(Problem requirements): Reproduce the entries that follow exactly, dropping each image.

START Records for the task

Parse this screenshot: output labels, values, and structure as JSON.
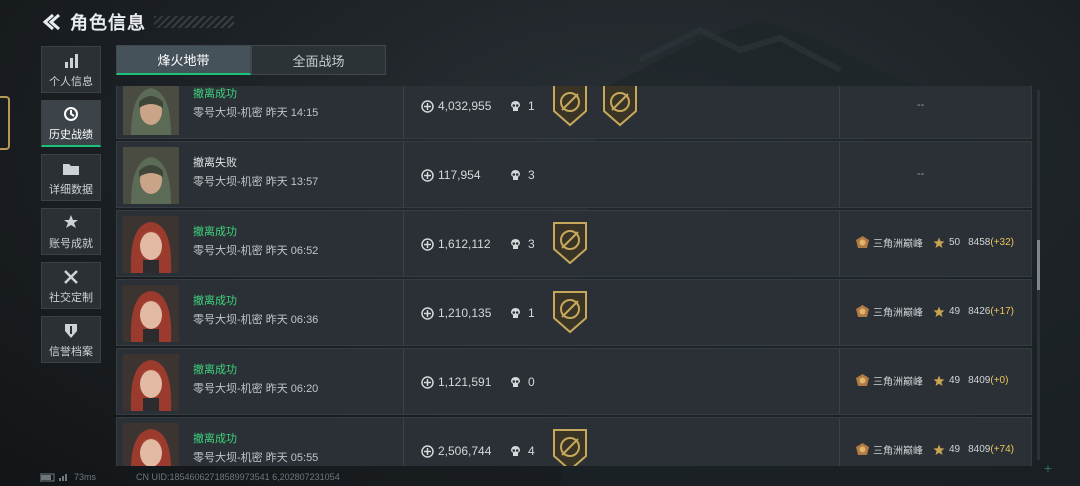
{
  "header": {
    "title": "角色信息"
  },
  "sidebar": {
    "items": [
      {
        "label": "个人信息",
        "icon": "bar-chart-icon"
      },
      {
        "label": "历史战绩",
        "icon": "clock-icon",
        "active": true
      },
      {
        "label": "详细数据",
        "icon": "folder-icon"
      },
      {
        "label": "账号成就",
        "icon": "medal-icon"
      },
      {
        "label": "社交定制",
        "icon": "crossed-tools-icon"
      },
      {
        "label": "信誉档案",
        "icon": "shield-icon"
      }
    ]
  },
  "tabs": [
    {
      "label": "烽火地带",
      "active": true
    },
    {
      "label": "全面战场",
      "active": false
    }
  ],
  "records": [
    {
      "result": "撤离成功",
      "status": "success",
      "map": "零号大坝-机密 昨天 14:15",
      "value": "4,032,955",
      "kills": "1",
      "badges": 2,
      "rank": null,
      "placeholder": "--",
      "avatar": "hooded"
    },
    {
      "result": "撤离失败",
      "status": "fail",
      "map": "零号大坝-机密 昨天 13:57",
      "value": "117,954",
      "kills": "3",
      "badges": 0,
      "rank": null,
      "placeholder": "--",
      "avatar": "hooded"
    },
    {
      "result": "撤离成功",
      "status": "success",
      "map": "零号大坝-机密 昨天 06:52",
      "value": "1,612,112",
      "kills": "3",
      "badges": 1,
      "rank": {
        "name": "三角洲巅峰",
        "level": "50",
        "score": "8458",
        "delta": "(+32)"
      },
      "avatar": "red"
    },
    {
      "result": "撤离成功",
      "status": "success",
      "map": "零号大坝-机密 昨天 06:36",
      "value": "1,210,135",
      "kills": "1",
      "badges": 1,
      "rank": {
        "name": "三角洲巅峰",
        "level": "49",
        "score": "8426",
        "delta": "(+17)"
      },
      "avatar": "red"
    },
    {
      "result": "撤离成功",
      "status": "success",
      "map": "零号大坝-机密 昨天 06:20",
      "value": "1,121,591",
      "kills": "0",
      "badges": 0,
      "rank": {
        "name": "三角洲巅峰",
        "level": "49",
        "score": "8409",
        "delta": "(+0)"
      },
      "avatar": "red"
    },
    {
      "result": "撤离成功",
      "status": "success",
      "map": "零号大坝-机密 昨天 05:55",
      "value": "2,506,744",
      "kills": "4",
      "badges": 1,
      "rank": {
        "name": "三角洲巅峰",
        "level": "49",
        "score": "8409",
        "delta": "(+74)"
      },
      "avatar": "red"
    }
  ],
  "footer": {
    "latency": "73ms",
    "uid": "CN UID:18546062718589973541 6,202807231054"
  },
  "colors": {
    "accent_green": "#19c37a",
    "success_text": "#3fd27e",
    "gold": "#b79a4f",
    "delta": "#e9c55a"
  }
}
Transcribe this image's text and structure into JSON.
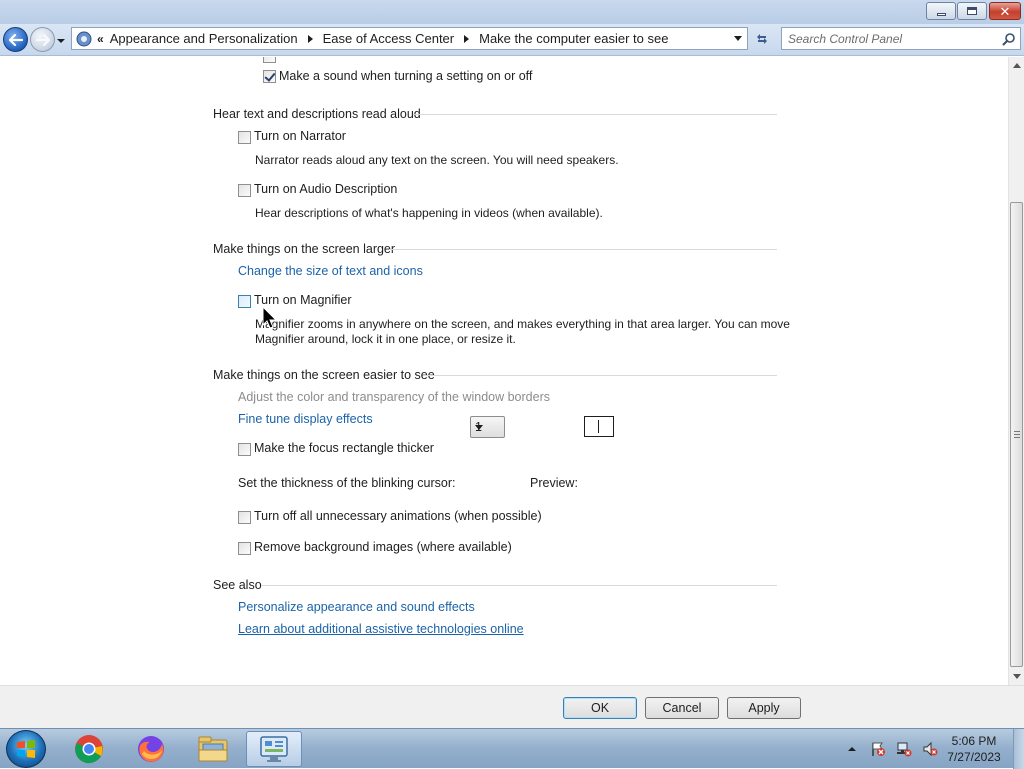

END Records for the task

(Answer box):
Parse this screenshot: output labels, values, and structure as JSON.
{
  "header": {
    "title": "角色信息"
  },
  "sidebar": {
    "items": [
      {
        "label": "个人信息",
        "icon": "bar-chart-icon"
      },
      {
        "label": "历史战绩",
        "icon": "clock-icon",
        "active": true
      },
      {
        "label": "详细数据",
        "icon": "folder-icon"
      },
      {
        "label": "账号成就",
        "icon": "medal-icon"
      },
      {
        "label": "社交定制",
        "icon": "crossed-tools-icon"
      },
      {
        "label": "信誉档案",
        "icon": "shield-icon"
      }
    ]
  },
  "tabs": [
    {
      "label": "烽火地带",
      "active": true
    },
    {
      "label": "全面战场",
      "active": false
    }
  ],
  "records": [
    {
      "result": "撤离成功",
      "status": "success",
      "map": "零号大坝-机密 昨天 14:15",
      "value": "4,032,955",
      "kills": "1",
      "badges": 2,
      "rank": null,
      "placeholder": "--",
      "avatar": "hooded"
    },
    {
      "result": "撤离失败",
      "status": "fail",
      "map": "零号大坝-机密 昨天 13:57",
      "value": "117,954",
      "kills": "3",
      "badges": 0,
      "rank": null,
      "placeholder": "--",
      "avatar": "hooded"
    },
    {
      "result": "撤离成功",
      "status": "success",
      "map": "零号大坝-机密 昨天 06:52",
      "value": "1,612,112",
      "kills": "3",
      "badges": 1,
      "rank": {
        "name": "三角洲巅峰",
        "level": "50",
        "score": "8458",
        "delta": "(+32)"
      },
      "avatar": "red"
    },
    {
      "result": "撤离成功",
      "status": "success",
      "map": "零号大坝-机密 昨天 06:36",
      "value": "1,210,135",
      "kills": "1",
      "badges": 1,
      "rank": {
        "name": "三角洲巅峰",
        "level": "49",
        "score": "8426",
        "delta": "(+17)"
      },
      "avatar": "red"
    },
    {
      "result": "撤离成功",
      "status": "success",
      "map": "零号大坝-机密 昨天 06:20",
      "value": "1,121,591",
      "kills": "0",
      "badges": 0,
      "rank": {
        "name": "三角洲巅峰",
        "level": "49",
        "score": "8409",
        "delta": "(+0)"
      },
      "avatar": "red"
    },
    {
      "result": "撤离成功",
      "status": "success",
      "map": "零号大坝-机密 昨天 05:55",
      "value": "2,506,744",
      "kills": "4",
      "badges": 1,
      "rank": {
        "name": "三角洲巅峰",
        "level": "49",
        "score": "8409",
        "delta": "(+74)"
      },
      "avatar": "red"
    }
  ],
  "footer": {
    "latency": "73ms",
    "uid": "CN UID:18546062718589973541 6,202807231054"
  },
  "colors": {
    "accent_green": "#19c37a",
    "success_text": "#3fd27e",
    "gold": "#b79a4f",
    "delta": "#e9c55a"
  }
}
Transcribe this image's text and structure into JSON.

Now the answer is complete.